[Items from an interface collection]
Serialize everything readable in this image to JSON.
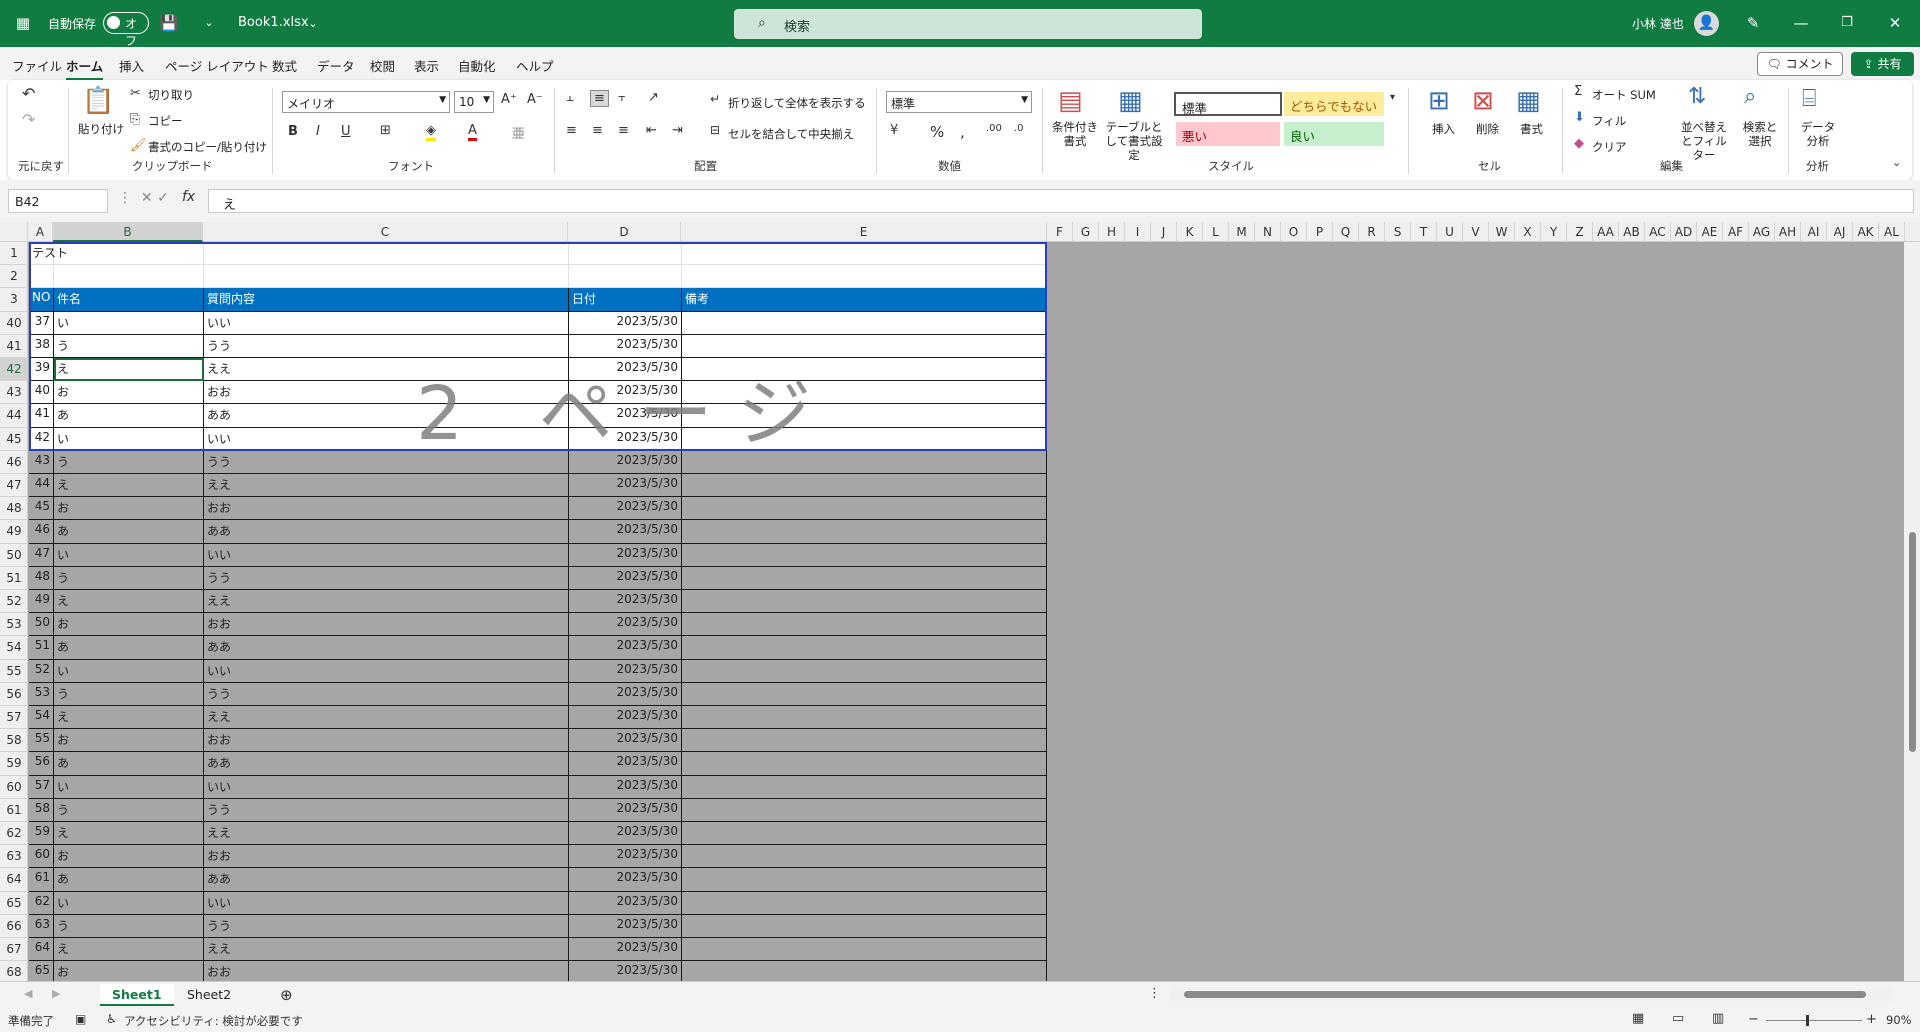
{
  "titlebar": {
    "autosave_label": "自動保存",
    "autosave_state": "オフ",
    "filename": "Book1.xlsx",
    "search_placeholder": "検索",
    "user_name": "小林 達也"
  },
  "menu": {
    "tabs": [
      "ファイル",
      "ホーム",
      "挿入",
      "ページ レイアウト",
      "数式",
      "データ",
      "校閲",
      "表示",
      "自動化",
      "ヘルプ"
    ],
    "active_tab": "ホーム",
    "comment_label": "コメント",
    "share_label": "共有"
  },
  "ribbon": {
    "undo_group": "元に戻す",
    "clipboard": {
      "group": "クリップボード",
      "paste": "貼り付け",
      "cut": "切り取り",
      "copy": "コピー",
      "format_painter": "書式のコピー/貼り付け"
    },
    "font": {
      "group": "フォント",
      "name": "メイリオ",
      "size": "10"
    },
    "alignment": {
      "group": "配置",
      "wrap": "折り返して全体を表示する",
      "merge": "セルを結合して中央揃え"
    },
    "number": {
      "group": "数値",
      "format": "標準"
    },
    "styles": {
      "group": "スタイル",
      "conditional": "条件付き書式",
      "table": "テーブルとして書式設定",
      "normal": "標準",
      "neutral": "どちらでもない",
      "bad": "悪い",
      "good": "良い"
    },
    "cells": {
      "group": "セル",
      "insert": "挿入",
      "delete": "削除",
      "format": "書式"
    },
    "editing": {
      "group": "編集",
      "autosum": "オート SUM",
      "fill": "フィル",
      "clear": "クリア",
      "sort": "並べ替えとフィルター",
      "find": "検索と選択"
    },
    "analysis": {
      "group": "分析",
      "data_analysis": "データ分析"
    }
  },
  "formula_bar": {
    "name_box": "B42",
    "formula": "え"
  },
  "columns": [
    "A",
    "B",
    "C",
    "D",
    "E",
    "F",
    "G",
    "H",
    "I",
    "J",
    "K",
    "L",
    "M",
    "N",
    "O",
    "P",
    "Q",
    "R",
    "S",
    "T",
    "U",
    "V",
    "W",
    "X",
    "Y",
    "Z",
    "AA",
    "AB",
    "AC",
    "AD",
    "AE",
    "AF",
    "AG",
    "AH",
    "AI",
    "AJ",
    "AK",
    "AL"
  ],
  "selected_column": "B",
  "rows": [
    {
      "row": "1",
      "no": "テスト",
      "name": "",
      "content": "",
      "date": "",
      "note": ""
    },
    {
      "row": "2",
      "no": "",
      "name": "",
      "content": "",
      "date": "",
      "note": ""
    },
    {
      "row": "3",
      "no": "NO",
      "name": "件名",
      "content": "質問内容",
      "date": "日付",
      "note": "備考",
      "header": true
    },
    {
      "row": "40",
      "no": "37",
      "name": "い",
      "content": "いい",
      "date": "2023/5/30",
      "note": ""
    },
    {
      "row": "41",
      "no": "38",
      "name": "う",
      "content": "うう",
      "date": "2023/5/30",
      "note": ""
    },
    {
      "row": "42",
      "no": "39",
      "name": "え",
      "content": "ええ",
      "date": "2023/5/30",
      "note": ""
    },
    {
      "row": "43",
      "no": "40",
      "name": "お",
      "content": "おお",
      "date": "2023/5/30",
      "note": ""
    },
    {
      "row": "44",
      "no": "41",
      "name": "あ",
      "content": "ああ",
      "date": "2023/5/30",
      "note": ""
    },
    {
      "row": "45",
      "no": "42",
      "name": "い",
      "content": "いい",
      "date": "2023/5/30",
      "note": ""
    },
    {
      "row": "46",
      "no": "43",
      "name": "う",
      "content": "うう",
      "date": "2023/5/30",
      "note": "",
      "gray": true
    },
    {
      "row": "47",
      "no": "44",
      "name": "え",
      "content": "ええ",
      "date": "2023/5/30",
      "note": "",
      "gray": true
    },
    {
      "row": "48",
      "no": "45",
      "name": "お",
      "content": "おお",
      "date": "2023/5/30",
      "note": "",
      "gray": true
    },
    {
      "row": "49",
      "no": "46",
      "name": "あ",
      "content": "ああ",
      "date": "2023/5/30",
      "note": "",
      "gray": true
    },
    {
      "row": "50",
      "no": "47",
      "name": "い",
      "content": "いい",
      "date": "2023/5/30",
      "note": "",
      "gray": true
    },
    {
      "row": "51",
      "no": "48",
      "name": "う",
      "content": "うう",
      "date": "2023/5/30",
      "note": "",
      "gray": true
    },
    {
      "row": "52",
      "no": "49",
      "name": "え",
      "content": "ええ",
      "date": "2023/5/30",
      "note": "",
      "gray": true
    },
    {
      "row": "53",
      "no": "50",
      "name": "お",
      "content": "おお",
      "date": "2023/5/30",
      "note": "",
      "gray": true
    },
    {
      "row": "54",
      "no": "51",
      "name": "あ",
      "content": "ああ",
      "date": "2023/5/30",
      "note": "",
      "gray": true
    },
    {
      "row": "55",
      "no": "52",
      "name": "い",
      "content": "いい",
      "date": "2023/5/30",
      "note": "",
      "gray": true
    },
    {
      "row": "56",
      "no": "53",
      "name": "う",
      "content": "うう",
      "date": "2023/5/30",
      "note": "",
      "gray": true
    },
    {
      "row": "57",
      "no": "54",
      "name": "え",
      "content": "ええ",
      "date": "2023/5/30",
      "note": "",
      "gray": true
    },
    {
      "row": "58",
      "no": "55",
      "name": "お",
      "content": "おお",
      "date": "2023/5/30",
      "note": "",
      "gray": true
    },
    {
      "row": "59",
      "no": "56",
      "name": "あ",
      "content": "ああ",
      "date": "2023/5/30",
      "note": "",
      "gray": true
    },
    {
      "row": "60",
      "no": "57",
      "name": "い",
      "content": "いい",
      "date": "2023/5/30",
      "note": "",
      "gray": true
    },
    {
      "row": "61",
      "no": "58",
      "name": "う",
      "content": "うう",
      "date": "2023/5/30",
      "note": "",
      "gray": true
    },
    {
      "row": "62",
      "no": "59",
      "name": "え",
      "content": "ええ",
      "date": "2023/5/30",
      "note": "",
      "gray": true
    },
    {
      "row": "63",
      "no": "60",
      "name": "お",
      "content": "おお",
      "date": "2023/5/30",
      "note": "",
      "gray": true
    },
    {
      "row": "64",
      "no": "61",
      "name": "あ",
      "content": "ああ",
      "date": "2023/5/30",
      "note": "",
      "gray": true
    },
    {
      "row": "65",
      "no": "62",
      "name": "い",
      "content": "いい",
      "date": "2023/5/30",
      "note": "",
      "gray": true
    },
    {
      "row": "66",
      "no": "63",
      "name": "う",
      "content": "うう",
      "date": "2023/5/30",
      "note": "",
      "gray": true
    },
    {
      "row": "67",
      "no": "64",
      "name": "え",
      "content": "ええ",
      "date": "2023/5/30",
      "note": "",
      "gray": true
    },
    {
      "row": "68",
      "no": "65",
      "name": "お",
      "content": "おお",
      "date": "2023/5/30",
      "note": "",
      "gray": true
    }
  ],
  "page_watermark": "2 ページ",
  "sheet_tabs": [
    "Sheet1",
    "Sheet2"
  ],
  "active_sheet": "Sheet1",
  "status": {
    "ready": "準備完了",
    "accessibility": "アクセシビリティ: 検討が必要です",
    "zoom": "90%"
  },
  "colors": {
    "title_green": "#107c41",
    "header_blue": "#0070c0",
    "page_border": "#2740b8",
    "outside_gray": "#a6a6a6"
  }
}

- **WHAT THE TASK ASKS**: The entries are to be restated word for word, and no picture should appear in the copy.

- **OUTPUT FOR THIS EXERCISE**:
Serialize everything readable in this image to JSON.
{
  "titlebar": {
    "autosave_label": "自動保存",
    "autosave_state": "オフ",
    "filename": "Book1.xlsx",
    "search_placeholder": "検索",
    "user_name": "小林 達也"
  },
  "menu": {
    "tabs": [
      "ファイル",
      "ホーム",
      "挿入",
      "ページ レイアウト",
      "数式",
      "データ",
      "校閲",
      "表示",
      "自動化",
      "ヘルプ"
    ],
    "active_tab": "ホーム",
    "comment_label": "コメント",
    "share_label": "共有"
  },
  "ribbon": {
    "undo_group": "元に戻す",
    "clipboard": {
      "group": "クリップボード",
      "paste": "貼り付け",
      "cut": "切り取り",
      "copy": "コピー",
      "format_painter": "書式のコピー/貼り付け"
    },
    "font": {
      "group": "フォント",
      "name": "メイリオ",
      "size": "10"
    },
    "alignment": {
      "group": "配置",
      "wrap": "折り返して全体を表示する",
      "merge": "セルを結合して中央揃え"
    },
    "number": {
      "group": "数値",
      "format": "標準"
    },
    "styles": {
      "group": "スタイル",
      "conditional": "条件付き書式",
      "table": "テーブルとして書式設定",
      "normal": "標準",
      "neutral": "どちらでもない",
      "bad": "悪い",
      "good": "良い"
    },
    "cells": {
      "group": "セル",
      "insert": "挿入",
      "delete": "削除",
      "format": "書式"
    },
    "editing": {
      "group": "編集",
      "autosum": "オート SUM",
      "fill": "フィル",
      "clear": "クリア",
      "sort": "並べ替えとフィルター",
      "find": "検索と選択"
    },
    "analysis": {
      "group": "分析",
      "data_analysis": "データ分析"
    }
  },
  "formula_bar": {
    "name_box": "B42",
    "formula": "え"
  },
  "columns": [
    "A",
    "B",
    "C",
    "D",
    "E",
    "F",
    "G",
    "H",
    "I",
    "J",
    "K",
    "L",
    "M",
    "N",
    "O",
    "P",
    "Q",
    "R",
    "S",
    "T",
    "U",
    "V",
    "W",
    "X",
    "Y",
    "Z",
    "AA",
    "AB",
    "AC",
    "AD",
    "AE",
    "AF",
    "AG",
    "AH",
    "AI",
    "AJ",
    "AK",
    "AL"
  ],
  "selected_column": "B",
  "rows": [
    {
      "row": "1",
      "no": "テスト",
      "name": "",
      "content": "",
      "date": "",
      "note": ""
    },
    {
      "row": "2",
      "no": "",
      "name": "",
      "content": "",
      "date": "",
      "note": ""
    },
    {
      "row": "3",
      "no": "NO",
      "name": "件名",
      "content": "質問内容",
      "date": "日付",
      "note": "備考",
      "header": true
    },
    {
      "row": "40",
      "no": "37",
      "name": "い",
      "content": "いい",
      "date": "2023/5/30",
      "note": ""
    },
    {
      "row": "41",
      "no": "38",
      "name": "う",
      "content": "うう",
      "date": "2023/5/30",
      "note": ""
    },
    {
      "row": "42",
      "no": "39",
      "name": "え",
      "content": "ええ",
      "date": "2023/5/30",
      "note": ""
    },
    {
      "row": "43",
      "no": "40",
      "name": "お",
      "content": "おお",
      "date": "2023/5/30",
      "note": ""
    },
    {
      "row": "44",
      "no": "41",
      "name": "あ",
      "content": "ああ",
      "date": "2023/5/30",
      "note": ""
    },
    {
      "row": "45",
      "no": "42",
      "name": "い",
      "content": "いい",
      "date": "2023/5/30",
      "note": ""
    },
    {
      "row": "46",
      "no": "43",
      "name": "う",
      "content": "うう",
      "date": "2023/5/30",
      "note": "",
      "gray": true
    },
    {
      "row": "47",
      "no": "44",
      "name": "え",
      "content": "ええ",
      "date": "2023/5/30",
      "note": "",
      "gray": true
    },
    {
      "row": "48",
      "no": "45",
      "name": "お",
      "content": "おお",
      "date": "2023/5/30",
      "note": "",
      "gray": true
    },
    {
      "row": "49",
      "no": "46",
      "name": "あ",
      "content": "ああ",
      "date": "2023/5/30",
      "note": "",
      "gray": true
    },
    {
      "row": "50",
      "no": "47",
      "name": "い",
      "content": "いい",
      "date": "2023/5/30",
      "note": "",
      "gray": true
    },
    {
      "row": "51",
      "no": "48",
      "name": "う",
      "content": "うう",
      "date": "2023/5/30",
      "note": "",
      "gray": true
    },
    {
      "row": "52",
      "no": "49",
      "name": "え",
      "content": "ええ",
      "date": "2023/5/30",
      "note": "",
      "gray": true
    },
    {
      "row": "53",
      "no": "50",
      "name": "お",
      "content": "おお",
      "date": "2023/5/30",
      "note": "",
      "gray": true
    },
    {
      "row": "54",
      "no": "51",
      "name": "あ",
      "content": "ああ",
      "date": "2023/5/30",
      "note": "",
      "gray": true
    },
    {
      "row": "55",
      "no": "52",
      "name": "い",
      "content": "いい",
      "date": "2023/5/30",
      "note": "",
      "gray": true
    },
    {
      "row": "56",
      "no": "53",
      "name": "う",
      "content": "うう",
      "date": "2023/5/30",
      "note": "",
      "gray": true
    },
    {
      "row": "57",
      "no": "54",
      "name": "え",
      "content": "ええ",
      "date": "2023/5/30",
      "note": "",
      "gray": true
    },
    {
      "row": "58",
      "no": "55",
      "name": "お",
      "content": "おお",
      "date": "2023/5/30",
      "note": "",
      "gray": true
    },
    {
      "row": "59",
      "no": "56",
      "name": "あ",
      "content": "ああ",
      "date": "2023/5/30",
      "note": "",
      "gray": true
    },
    {
      "row": "60",
      "no": "57",
      "name": "い",
      "content": "いい",
      "date": "2023/5/30",
      "note": "",
      "gray": true
    },
    {
      "row": "61",
      "no": "58",
      "name": "う",
      "content": "うう",
      "date": "2023/5/30",
      "note": "",
      "gray": true
    },
    {
      "row": "62",
      "no": "59",
      "name": "え",
      "content": "ええ",
      "date": "2023/5/30",
      "note": "",
      "gray": true
    },
    {
      "row": "63",
      "no": "60",
      "name": "お",
      "content": "おお",
      "date": "2023/5/30",
      "note": "",
      "gray": true
    },
    {
      "row": "64",
      "no": "61",
      "name": "あ",
      "content": "ああ",
      "date": "2023/5/30",
      "note": "",
      "gray": true
    },
    {
      "row": "65",
      "no": "62",
      "name": "い",
      "content": "いい",
      "date": "2023/5/30",
      "note": "",
      "gray": true
    },
    {
      "row": "66",
      "no": "63",
      "name": "う",
      "content": "うう",
      "date": "2023/5/30",
      "note": "",
      "gray": true
    },
    {
      "row": "67",
      "no": "64",
      "name": "え",
      "content": "ええ",
      "date": "2023/5/30",
      "note": "",
      "gray": true
    },
    {
      "row": "68",
      "no": "65",
      "name": "お",
      "content": "おお",
      "date": "2023/5/30",
      "note": "",
      "gray": true
    }
  ],
  "page_watermark": "2 ページ",
  "sheet_tabs": [
    "Sheet1",
    "Sheet2"
  ],
  "active_sheet": "Sheet1",
  "status": {
    "ready": "準備完了",
    "accessibility": "アクセシビリティ: 検討が必要です",
    "zoom": "90%"
  },
  "colors": {
    "title_green": "#107c41",
    "header_blue": "#0070c0",
    "page_border": "#2740b8",
    "outside_gray": "#a6a6a6"
  }
}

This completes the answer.